It was sex that made Bettina Arndt famous. One of Australia’s first sex therapists, she spent her early career talking and writing about this fascinating topic before moving on to broader social issues. She’s still out there, speaking to audiences all over Australia and appearing regularly on television and radio.
As a twenty three year old, such issues were daunting but Bettina quickly learnt that people came to her because they had nowhere else to go. She travelled regularly overseas to meet sex researchers in the US and Europe who were just beginning to find answers to some of these puzzles. She taught medical students, doctors and other professionals and talked endlessly about this fascinating subject to audiences all over Australia and overseas.
By the 1980s she’d had enough of a good thing. She gave up sex -professionally speaking – and moved onto writing and talking about broader social issues and particularly the changing relationships between men and women. As a respected social commentator she was invited onto government advisory committees covering issues from family law to childcare and ageing.
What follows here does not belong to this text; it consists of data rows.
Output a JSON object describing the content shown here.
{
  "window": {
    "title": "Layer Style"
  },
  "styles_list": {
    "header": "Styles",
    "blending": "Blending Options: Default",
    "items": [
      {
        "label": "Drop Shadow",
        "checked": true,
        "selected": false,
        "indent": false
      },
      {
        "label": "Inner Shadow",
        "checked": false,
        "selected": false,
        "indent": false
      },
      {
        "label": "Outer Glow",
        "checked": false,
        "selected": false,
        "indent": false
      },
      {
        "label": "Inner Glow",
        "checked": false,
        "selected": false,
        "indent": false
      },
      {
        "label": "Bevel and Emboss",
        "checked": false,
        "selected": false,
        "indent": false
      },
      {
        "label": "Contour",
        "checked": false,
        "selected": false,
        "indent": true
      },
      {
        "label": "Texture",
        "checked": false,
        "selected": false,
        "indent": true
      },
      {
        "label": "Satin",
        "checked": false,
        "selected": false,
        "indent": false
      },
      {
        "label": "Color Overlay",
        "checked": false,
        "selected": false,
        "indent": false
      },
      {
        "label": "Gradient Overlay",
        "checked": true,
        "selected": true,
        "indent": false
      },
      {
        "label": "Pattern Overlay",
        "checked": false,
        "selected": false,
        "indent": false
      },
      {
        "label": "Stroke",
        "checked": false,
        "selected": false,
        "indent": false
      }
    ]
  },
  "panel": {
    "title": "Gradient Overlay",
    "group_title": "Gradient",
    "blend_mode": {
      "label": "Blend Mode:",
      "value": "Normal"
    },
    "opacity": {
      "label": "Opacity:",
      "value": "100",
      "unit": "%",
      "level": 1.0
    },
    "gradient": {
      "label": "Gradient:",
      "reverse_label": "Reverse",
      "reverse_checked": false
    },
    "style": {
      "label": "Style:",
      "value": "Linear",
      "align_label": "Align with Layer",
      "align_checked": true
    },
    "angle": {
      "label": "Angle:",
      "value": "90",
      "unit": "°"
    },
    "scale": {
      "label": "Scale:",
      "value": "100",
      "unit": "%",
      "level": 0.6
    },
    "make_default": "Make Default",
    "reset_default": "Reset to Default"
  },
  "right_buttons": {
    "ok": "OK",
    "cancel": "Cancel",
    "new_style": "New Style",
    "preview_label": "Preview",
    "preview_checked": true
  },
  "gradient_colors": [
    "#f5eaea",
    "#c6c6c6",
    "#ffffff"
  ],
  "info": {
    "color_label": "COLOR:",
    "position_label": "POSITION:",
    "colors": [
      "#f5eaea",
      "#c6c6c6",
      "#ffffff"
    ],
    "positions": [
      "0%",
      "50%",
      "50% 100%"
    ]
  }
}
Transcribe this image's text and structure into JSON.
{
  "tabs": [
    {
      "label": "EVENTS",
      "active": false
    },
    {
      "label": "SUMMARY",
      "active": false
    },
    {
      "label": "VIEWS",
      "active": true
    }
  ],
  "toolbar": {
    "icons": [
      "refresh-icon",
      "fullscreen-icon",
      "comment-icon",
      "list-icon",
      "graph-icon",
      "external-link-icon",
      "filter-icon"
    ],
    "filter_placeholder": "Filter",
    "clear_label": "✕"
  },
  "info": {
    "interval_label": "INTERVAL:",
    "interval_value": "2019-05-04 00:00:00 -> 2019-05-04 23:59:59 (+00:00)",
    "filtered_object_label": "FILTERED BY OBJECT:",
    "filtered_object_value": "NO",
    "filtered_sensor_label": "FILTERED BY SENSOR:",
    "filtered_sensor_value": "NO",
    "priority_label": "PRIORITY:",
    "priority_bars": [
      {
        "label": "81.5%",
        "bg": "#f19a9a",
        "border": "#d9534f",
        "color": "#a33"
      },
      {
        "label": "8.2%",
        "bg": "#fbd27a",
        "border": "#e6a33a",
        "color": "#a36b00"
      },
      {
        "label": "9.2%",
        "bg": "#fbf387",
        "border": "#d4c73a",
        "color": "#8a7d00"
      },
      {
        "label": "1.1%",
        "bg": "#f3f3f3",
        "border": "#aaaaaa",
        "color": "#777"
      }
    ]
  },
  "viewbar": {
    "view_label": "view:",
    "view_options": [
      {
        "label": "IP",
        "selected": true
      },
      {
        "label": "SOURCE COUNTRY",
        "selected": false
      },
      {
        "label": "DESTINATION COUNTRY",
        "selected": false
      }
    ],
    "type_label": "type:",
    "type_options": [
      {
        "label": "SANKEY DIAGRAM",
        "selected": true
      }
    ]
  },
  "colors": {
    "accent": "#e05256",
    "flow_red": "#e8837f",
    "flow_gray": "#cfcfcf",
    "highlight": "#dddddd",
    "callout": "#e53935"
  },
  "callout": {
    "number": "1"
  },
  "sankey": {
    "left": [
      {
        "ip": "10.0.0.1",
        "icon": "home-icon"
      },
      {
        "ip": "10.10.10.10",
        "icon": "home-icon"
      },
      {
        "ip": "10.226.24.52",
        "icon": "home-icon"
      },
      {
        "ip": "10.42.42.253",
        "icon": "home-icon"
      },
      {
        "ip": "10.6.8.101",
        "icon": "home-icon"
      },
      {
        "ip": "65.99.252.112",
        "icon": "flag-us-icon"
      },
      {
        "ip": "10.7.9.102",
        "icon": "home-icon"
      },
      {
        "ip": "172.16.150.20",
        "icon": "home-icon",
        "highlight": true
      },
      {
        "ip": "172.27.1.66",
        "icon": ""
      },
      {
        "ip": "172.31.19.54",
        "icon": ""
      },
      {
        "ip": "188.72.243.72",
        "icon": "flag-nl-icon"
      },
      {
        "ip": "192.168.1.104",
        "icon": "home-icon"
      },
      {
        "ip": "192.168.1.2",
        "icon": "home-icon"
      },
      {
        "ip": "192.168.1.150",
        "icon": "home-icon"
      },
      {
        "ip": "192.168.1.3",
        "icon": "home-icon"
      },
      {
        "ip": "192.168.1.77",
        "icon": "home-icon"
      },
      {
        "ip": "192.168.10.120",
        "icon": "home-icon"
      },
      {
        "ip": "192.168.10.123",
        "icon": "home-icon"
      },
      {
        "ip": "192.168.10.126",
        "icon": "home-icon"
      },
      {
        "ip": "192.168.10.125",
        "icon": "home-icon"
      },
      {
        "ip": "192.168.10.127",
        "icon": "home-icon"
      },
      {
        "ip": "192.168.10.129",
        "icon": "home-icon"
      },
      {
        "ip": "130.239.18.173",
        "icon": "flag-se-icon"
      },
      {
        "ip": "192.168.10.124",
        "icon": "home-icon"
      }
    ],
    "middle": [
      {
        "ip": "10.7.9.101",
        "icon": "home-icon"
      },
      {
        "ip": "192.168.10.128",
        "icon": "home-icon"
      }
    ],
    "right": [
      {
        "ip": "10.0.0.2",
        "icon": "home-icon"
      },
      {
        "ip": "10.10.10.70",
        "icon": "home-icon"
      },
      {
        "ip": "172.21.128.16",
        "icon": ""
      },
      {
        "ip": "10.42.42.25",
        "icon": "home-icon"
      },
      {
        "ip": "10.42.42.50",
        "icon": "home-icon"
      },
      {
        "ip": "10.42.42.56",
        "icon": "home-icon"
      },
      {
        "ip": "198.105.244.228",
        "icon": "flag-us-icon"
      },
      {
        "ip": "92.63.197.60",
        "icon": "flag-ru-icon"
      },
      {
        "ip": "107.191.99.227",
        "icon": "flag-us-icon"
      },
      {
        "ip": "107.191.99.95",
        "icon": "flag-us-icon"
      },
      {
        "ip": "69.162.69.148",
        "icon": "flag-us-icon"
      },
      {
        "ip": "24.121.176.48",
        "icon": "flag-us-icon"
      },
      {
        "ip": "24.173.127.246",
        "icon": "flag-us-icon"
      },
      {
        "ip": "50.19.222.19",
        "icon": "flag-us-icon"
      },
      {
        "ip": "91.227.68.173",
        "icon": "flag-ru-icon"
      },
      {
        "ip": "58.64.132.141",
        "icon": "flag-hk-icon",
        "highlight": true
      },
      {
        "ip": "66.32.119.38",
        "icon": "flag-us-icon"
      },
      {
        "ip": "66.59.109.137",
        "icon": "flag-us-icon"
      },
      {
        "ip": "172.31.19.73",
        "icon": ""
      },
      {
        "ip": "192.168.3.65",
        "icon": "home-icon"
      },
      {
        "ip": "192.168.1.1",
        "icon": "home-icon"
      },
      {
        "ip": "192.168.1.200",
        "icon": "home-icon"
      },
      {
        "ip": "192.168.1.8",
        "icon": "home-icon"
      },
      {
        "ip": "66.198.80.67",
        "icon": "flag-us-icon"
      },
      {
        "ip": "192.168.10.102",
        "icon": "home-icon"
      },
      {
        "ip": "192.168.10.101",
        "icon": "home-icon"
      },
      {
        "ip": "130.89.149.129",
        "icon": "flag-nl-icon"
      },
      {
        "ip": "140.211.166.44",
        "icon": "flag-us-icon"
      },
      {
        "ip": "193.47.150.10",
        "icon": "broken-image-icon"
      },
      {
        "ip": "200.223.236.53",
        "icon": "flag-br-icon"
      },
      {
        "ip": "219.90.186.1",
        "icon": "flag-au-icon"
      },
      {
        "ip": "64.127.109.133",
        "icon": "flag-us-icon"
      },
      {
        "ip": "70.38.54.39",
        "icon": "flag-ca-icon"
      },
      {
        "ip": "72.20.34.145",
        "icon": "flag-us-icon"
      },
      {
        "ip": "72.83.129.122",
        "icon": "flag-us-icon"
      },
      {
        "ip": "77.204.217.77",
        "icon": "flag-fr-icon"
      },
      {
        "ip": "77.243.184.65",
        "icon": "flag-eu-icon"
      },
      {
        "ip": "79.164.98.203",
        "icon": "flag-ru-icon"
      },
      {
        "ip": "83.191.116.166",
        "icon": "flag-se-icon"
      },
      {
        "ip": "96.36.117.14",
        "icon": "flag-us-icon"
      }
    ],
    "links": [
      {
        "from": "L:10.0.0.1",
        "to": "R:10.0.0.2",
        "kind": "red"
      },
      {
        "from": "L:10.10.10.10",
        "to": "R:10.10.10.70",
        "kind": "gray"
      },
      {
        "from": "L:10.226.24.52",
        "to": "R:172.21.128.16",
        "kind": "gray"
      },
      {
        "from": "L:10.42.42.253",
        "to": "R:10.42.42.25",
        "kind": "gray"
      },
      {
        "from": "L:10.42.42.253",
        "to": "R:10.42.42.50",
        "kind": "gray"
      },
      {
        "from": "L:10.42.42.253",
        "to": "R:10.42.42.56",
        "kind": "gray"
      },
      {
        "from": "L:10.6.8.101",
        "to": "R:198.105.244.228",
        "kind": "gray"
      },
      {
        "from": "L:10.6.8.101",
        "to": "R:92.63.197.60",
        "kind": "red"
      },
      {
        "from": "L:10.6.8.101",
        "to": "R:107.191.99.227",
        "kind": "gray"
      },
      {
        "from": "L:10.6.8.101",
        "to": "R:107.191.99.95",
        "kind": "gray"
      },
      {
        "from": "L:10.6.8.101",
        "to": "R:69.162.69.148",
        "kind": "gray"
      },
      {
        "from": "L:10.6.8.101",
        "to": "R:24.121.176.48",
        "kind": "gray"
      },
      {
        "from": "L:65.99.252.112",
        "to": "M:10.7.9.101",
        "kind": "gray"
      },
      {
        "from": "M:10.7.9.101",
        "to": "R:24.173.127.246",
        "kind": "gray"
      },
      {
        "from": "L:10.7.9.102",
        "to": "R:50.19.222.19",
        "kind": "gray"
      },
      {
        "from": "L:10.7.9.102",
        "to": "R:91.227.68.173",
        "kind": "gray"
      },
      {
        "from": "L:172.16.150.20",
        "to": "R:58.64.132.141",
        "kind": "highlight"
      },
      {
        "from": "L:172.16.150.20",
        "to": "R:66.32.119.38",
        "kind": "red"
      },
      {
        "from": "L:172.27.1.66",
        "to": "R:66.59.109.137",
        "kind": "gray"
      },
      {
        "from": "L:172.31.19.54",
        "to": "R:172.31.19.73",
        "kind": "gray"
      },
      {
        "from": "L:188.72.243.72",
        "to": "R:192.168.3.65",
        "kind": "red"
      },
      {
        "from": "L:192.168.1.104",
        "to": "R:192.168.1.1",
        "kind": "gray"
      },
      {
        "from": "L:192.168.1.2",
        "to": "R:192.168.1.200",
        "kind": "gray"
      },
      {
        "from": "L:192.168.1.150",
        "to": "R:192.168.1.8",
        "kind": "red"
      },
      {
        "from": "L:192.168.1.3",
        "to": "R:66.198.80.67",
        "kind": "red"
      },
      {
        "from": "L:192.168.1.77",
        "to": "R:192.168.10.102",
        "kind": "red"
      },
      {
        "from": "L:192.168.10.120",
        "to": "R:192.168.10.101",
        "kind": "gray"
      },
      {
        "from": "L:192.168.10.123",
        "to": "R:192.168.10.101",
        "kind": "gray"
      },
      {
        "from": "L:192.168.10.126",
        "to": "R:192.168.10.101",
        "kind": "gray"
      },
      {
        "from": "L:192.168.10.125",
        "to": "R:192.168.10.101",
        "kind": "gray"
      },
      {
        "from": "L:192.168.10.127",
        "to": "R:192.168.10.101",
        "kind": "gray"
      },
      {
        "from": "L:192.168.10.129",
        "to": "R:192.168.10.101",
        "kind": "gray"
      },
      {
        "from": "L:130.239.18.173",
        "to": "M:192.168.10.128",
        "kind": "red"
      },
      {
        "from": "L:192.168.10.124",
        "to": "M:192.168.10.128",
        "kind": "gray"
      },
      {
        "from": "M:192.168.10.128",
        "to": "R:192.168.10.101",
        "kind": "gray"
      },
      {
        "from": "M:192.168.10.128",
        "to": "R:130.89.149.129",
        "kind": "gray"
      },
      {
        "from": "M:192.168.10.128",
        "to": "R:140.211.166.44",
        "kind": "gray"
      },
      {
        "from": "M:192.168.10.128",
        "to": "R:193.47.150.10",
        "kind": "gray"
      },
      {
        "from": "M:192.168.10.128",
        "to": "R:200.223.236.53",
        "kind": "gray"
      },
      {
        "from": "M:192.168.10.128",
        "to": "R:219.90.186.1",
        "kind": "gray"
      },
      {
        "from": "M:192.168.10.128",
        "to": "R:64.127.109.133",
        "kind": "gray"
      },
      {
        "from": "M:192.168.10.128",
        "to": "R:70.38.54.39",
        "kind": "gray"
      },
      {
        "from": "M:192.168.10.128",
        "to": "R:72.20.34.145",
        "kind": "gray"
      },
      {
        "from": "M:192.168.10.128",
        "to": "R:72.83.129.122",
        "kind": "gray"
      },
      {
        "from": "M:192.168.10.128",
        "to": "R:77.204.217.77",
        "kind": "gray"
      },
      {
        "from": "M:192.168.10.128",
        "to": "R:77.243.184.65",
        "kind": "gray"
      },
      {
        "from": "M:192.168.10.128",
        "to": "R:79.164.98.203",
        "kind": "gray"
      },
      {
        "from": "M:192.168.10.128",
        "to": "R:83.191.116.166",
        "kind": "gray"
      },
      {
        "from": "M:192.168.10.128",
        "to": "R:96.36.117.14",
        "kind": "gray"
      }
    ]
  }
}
But after nearly twenty years writing and talking about social issues, she returned to her first love and wrote an internationally best-selling book about sex. The Sex Diaries looks at how couples manage their sex supply, dealing with their ups and downs in sexual desire. Ninety-eight couples kept diaries for her, writing about their daily negotiations over sex. Bettina followed this up with an exciting diary project on why sex means so much to men leading to her latest book, What Men Want.
Bettina now spends most of her time on the speaking circuit, travelling across the county keeping audiences enthralled with her stories. She writes for many of Australia’s leading newspapers and magazines and appears regularly on television and radio. She’s also involved in an exciting new venture – she’s working as a dating coach, giving advice to men and women on online dating, helping with writing their profiles and increasing their chances of meeting the right match.